** Provided data **

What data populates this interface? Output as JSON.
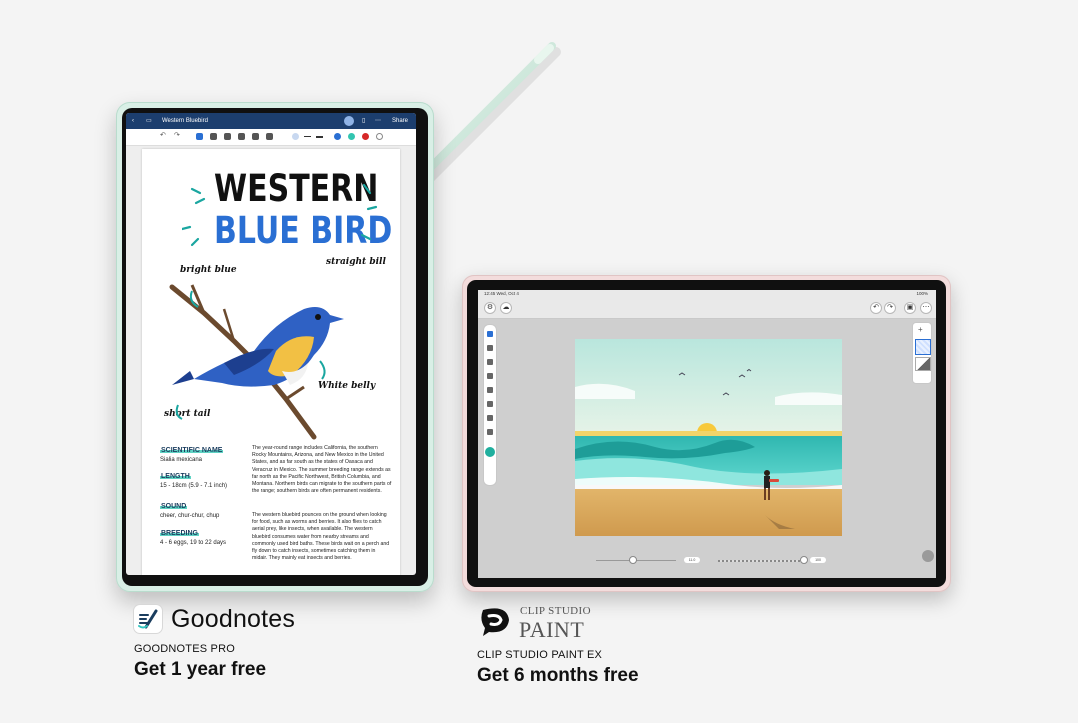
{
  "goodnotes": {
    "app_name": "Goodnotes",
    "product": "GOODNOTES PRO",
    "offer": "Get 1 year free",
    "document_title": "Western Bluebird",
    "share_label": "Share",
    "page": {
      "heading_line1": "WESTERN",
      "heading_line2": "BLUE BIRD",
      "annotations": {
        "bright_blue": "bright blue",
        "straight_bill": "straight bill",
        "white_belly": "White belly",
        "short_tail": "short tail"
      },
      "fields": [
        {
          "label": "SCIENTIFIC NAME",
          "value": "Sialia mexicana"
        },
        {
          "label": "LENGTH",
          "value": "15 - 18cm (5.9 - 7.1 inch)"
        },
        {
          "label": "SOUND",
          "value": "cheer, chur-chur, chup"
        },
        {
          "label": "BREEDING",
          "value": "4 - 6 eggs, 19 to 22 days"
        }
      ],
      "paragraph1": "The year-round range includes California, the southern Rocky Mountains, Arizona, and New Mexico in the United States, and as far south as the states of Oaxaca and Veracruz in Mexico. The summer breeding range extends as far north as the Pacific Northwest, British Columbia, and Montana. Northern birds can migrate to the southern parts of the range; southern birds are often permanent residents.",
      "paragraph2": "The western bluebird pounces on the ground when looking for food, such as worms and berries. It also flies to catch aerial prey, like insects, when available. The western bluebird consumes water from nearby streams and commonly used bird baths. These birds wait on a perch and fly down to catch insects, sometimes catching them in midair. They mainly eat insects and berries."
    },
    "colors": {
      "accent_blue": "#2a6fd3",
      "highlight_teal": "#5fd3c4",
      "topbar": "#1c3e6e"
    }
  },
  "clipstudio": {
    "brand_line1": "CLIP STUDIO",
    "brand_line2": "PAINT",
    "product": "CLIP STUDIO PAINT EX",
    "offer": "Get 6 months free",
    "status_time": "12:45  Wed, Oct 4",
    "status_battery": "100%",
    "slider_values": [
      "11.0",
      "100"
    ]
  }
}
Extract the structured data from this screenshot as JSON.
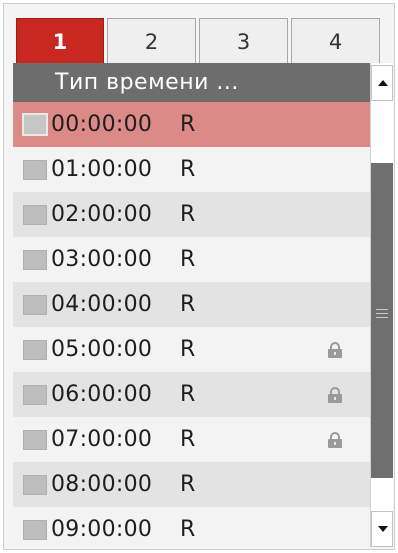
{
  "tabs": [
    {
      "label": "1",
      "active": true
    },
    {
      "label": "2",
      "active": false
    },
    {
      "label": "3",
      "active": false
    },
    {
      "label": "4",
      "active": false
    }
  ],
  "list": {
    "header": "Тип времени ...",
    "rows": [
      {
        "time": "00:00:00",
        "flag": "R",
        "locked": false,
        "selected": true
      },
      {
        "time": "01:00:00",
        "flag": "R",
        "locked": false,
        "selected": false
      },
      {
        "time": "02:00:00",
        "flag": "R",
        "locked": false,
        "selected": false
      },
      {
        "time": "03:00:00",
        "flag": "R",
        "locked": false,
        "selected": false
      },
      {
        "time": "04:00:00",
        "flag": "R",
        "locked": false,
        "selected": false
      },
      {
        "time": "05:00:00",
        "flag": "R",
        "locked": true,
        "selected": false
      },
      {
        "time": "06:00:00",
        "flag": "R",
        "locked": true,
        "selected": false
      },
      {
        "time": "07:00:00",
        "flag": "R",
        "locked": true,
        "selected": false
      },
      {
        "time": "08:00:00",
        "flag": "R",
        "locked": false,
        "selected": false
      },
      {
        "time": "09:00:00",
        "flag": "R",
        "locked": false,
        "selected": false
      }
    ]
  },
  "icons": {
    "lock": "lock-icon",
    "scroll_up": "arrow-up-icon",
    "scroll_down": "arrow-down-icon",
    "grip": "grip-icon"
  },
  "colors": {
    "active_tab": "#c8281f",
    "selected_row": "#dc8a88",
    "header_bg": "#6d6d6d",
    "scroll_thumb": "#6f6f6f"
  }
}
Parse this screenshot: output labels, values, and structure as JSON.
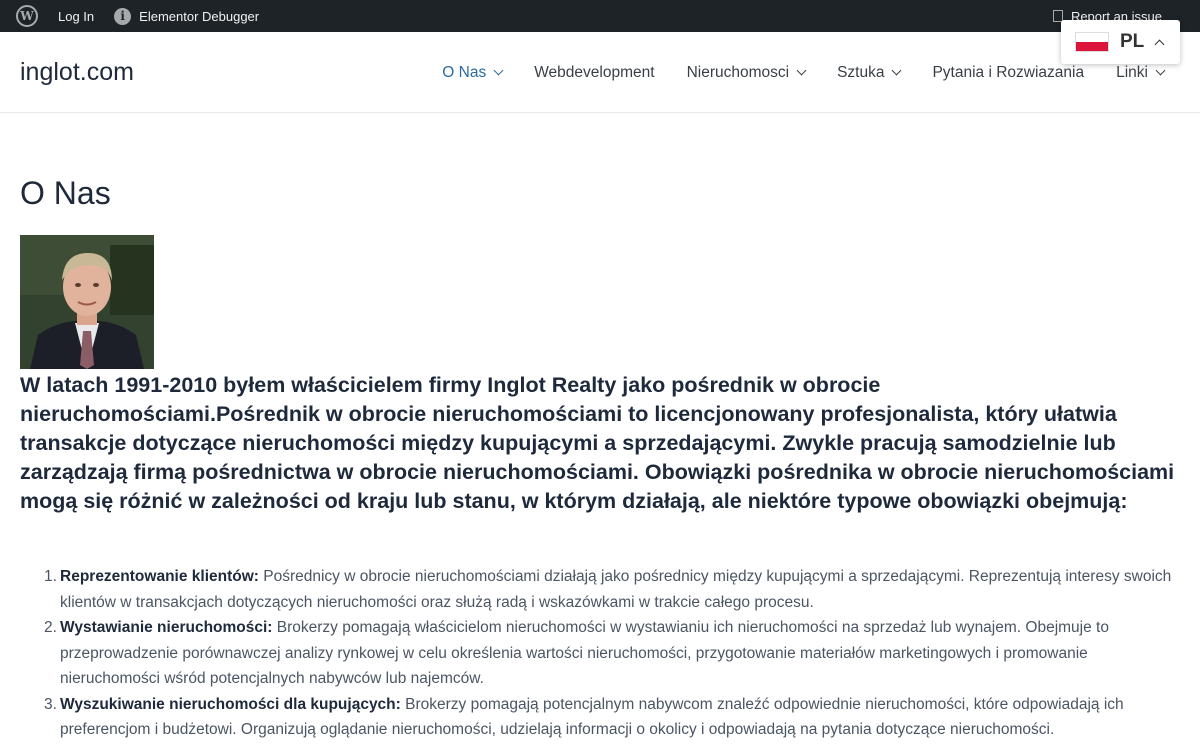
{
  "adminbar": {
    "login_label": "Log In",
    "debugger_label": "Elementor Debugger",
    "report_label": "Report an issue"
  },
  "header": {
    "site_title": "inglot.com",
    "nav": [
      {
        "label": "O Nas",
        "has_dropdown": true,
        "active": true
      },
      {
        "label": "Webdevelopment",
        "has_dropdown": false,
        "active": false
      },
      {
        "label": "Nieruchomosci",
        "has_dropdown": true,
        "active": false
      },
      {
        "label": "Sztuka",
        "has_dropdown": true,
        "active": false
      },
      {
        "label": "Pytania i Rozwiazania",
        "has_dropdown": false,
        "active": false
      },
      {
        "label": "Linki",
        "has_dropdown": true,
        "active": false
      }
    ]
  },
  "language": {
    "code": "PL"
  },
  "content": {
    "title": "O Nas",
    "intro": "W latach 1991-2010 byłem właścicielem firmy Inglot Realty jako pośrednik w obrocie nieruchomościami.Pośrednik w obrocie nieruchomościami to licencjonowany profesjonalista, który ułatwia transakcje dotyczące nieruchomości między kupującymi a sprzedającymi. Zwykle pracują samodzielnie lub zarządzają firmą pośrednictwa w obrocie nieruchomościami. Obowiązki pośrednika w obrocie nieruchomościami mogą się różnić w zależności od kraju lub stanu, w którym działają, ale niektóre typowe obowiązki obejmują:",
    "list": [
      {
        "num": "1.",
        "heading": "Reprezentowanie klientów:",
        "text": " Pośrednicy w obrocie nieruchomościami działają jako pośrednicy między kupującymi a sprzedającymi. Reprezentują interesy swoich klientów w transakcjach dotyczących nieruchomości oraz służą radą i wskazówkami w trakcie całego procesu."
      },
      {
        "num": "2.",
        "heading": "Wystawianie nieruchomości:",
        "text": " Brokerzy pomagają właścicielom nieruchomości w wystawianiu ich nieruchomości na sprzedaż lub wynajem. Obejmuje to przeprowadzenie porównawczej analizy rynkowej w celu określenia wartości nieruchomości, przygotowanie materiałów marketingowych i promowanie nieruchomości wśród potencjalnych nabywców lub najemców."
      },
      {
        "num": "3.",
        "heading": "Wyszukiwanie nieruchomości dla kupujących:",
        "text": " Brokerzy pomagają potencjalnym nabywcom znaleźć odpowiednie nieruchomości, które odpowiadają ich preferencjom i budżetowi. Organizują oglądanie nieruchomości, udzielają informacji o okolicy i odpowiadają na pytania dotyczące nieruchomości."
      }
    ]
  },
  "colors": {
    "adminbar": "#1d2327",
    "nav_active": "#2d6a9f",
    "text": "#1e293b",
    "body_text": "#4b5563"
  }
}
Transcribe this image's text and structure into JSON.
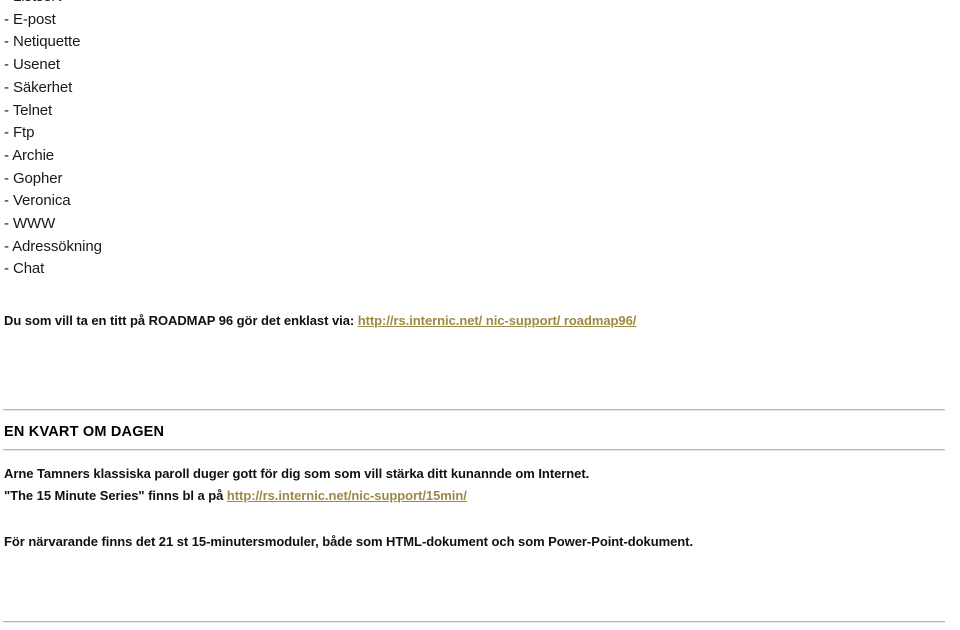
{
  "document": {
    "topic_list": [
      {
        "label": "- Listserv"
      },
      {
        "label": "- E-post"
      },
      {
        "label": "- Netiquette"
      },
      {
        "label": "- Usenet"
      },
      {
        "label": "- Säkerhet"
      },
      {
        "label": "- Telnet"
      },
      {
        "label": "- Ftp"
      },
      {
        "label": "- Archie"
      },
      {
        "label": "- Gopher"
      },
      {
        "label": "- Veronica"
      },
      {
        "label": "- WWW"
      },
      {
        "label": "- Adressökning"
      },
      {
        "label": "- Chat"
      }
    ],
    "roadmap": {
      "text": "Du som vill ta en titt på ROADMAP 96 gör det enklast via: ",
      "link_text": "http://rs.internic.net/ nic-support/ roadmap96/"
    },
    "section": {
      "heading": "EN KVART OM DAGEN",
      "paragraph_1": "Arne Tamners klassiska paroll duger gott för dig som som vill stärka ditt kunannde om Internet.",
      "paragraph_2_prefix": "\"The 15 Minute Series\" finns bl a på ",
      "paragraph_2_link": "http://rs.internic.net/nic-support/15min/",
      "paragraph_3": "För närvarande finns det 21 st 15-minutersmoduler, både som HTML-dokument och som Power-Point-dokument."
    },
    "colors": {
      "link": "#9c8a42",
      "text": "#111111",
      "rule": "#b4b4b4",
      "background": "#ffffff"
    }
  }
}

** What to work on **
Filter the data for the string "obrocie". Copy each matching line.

** Solution **
    "intro": "W latach 1991-2010 byłem właścicielem firmy Inglot Realty jako pośrednik w obrocie nieruchomościami.Pośrednik w obrocie nieruchomościami to licencjonowany profesjonalista, który ułatwia transakcje dotyczące nieruchomości między kupującymi a sprzedającymi. Zwykle pracują samodzielnie lub zarządzają firmą pośrednictwa w obrocie nieruchomościami. Obowiązki pośrednika w obrocie nieruchomościami mogą się różnić w zależności od kraju lub stanu, w którym działają, ale niektóre typowe obowiązki obejmują:",
        "text": " Pośrednicy w obrocie nieruchomościami działają jako pośrednicy między kupującymi a sprzedającymi. Reprezentują interesy swoich klientów w transakcjach dotyczących nieruchomości oraz służą radą i wskazówkami w trakcie całego procesu."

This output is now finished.